A Chronicle editorial the other day mocked the idea of draining Yosemite’s Hetch Hetchy Reservoir—something that a November ballot measure asks San Franciscans to consider—as “insane.” And as independent journalist and former Bay Citizen staffer John Upton blogs, while the newspaper was expressing that sentiment, parent Hearst Corporation was already helping to bankroll the anti-initiative campaign.
One of Hearst’s land-holding subsidiaries on June 29 tossed $2,500 to the primary group opposing the initiative, Citizens for Reliable Water and a Healthy Environment, its disclosure statement shows. In case you wondered, there was no mention of it in the Chronicle’s July 9 editorial.
That’s not a lot of money in the scheme of things, particularly given that ballot measure opponents have already raised more than $150,000 for their fight (supporters have raised more than $100,000, filings show, although I’m told that figure was recently doubled with a single donation), and it’s certainly unlikely to sway the election result.
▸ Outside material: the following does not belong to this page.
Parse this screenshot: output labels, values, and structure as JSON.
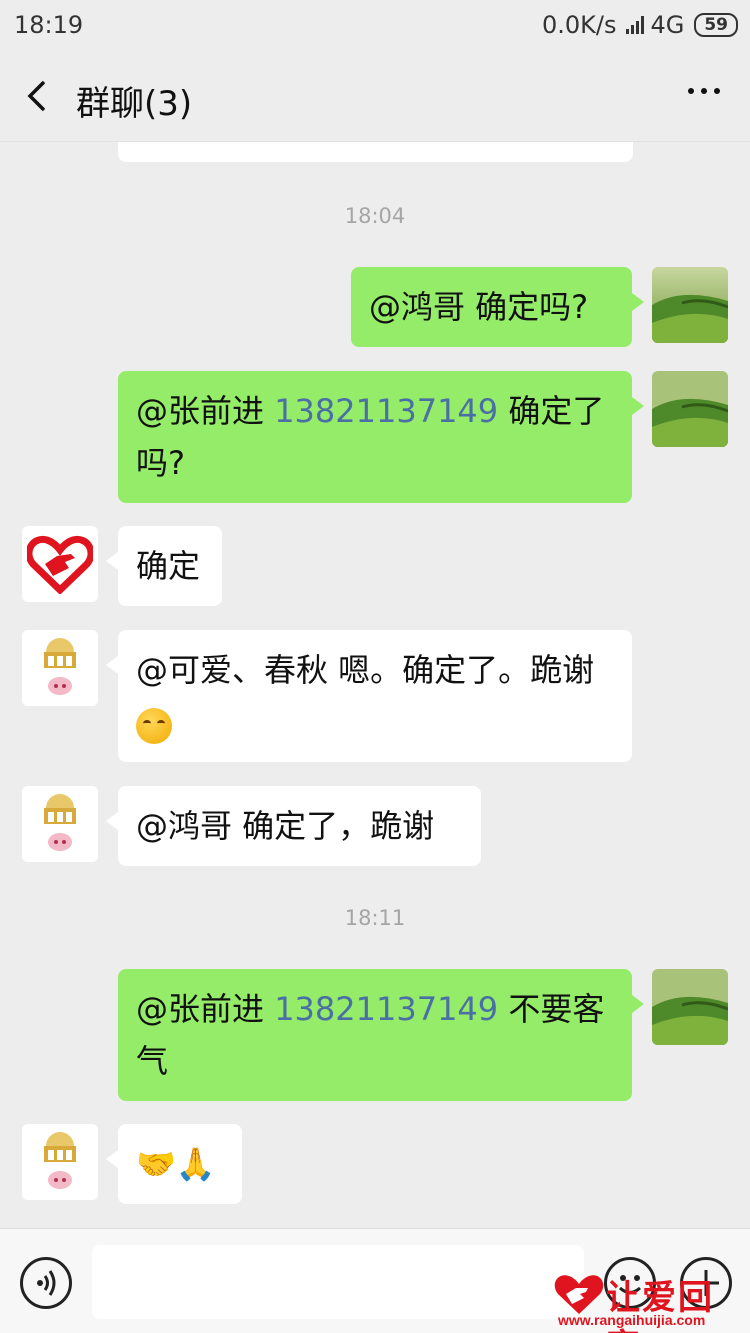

But the donation, combined with the dueling editorials, helps to illustrate how dramatically things can change as you get farther from a reservoir.
The “dueling editorials” he mentions is a reference to the different attitudes toward O’Shaughnessy Dam (the construction of which many environmentalists consider among the single greatest environmental travesties of the 20th century) between the Chronicle, in the city responsible for Hetch Hetchy Valley’s destruction, and the Sacramento Bee, which has long championed draining the reservoir.
Images: (top) Hetch Hetchy Valley in 1913; (bottom) O’Shaughnessy Dam/ Yosemitehikes.com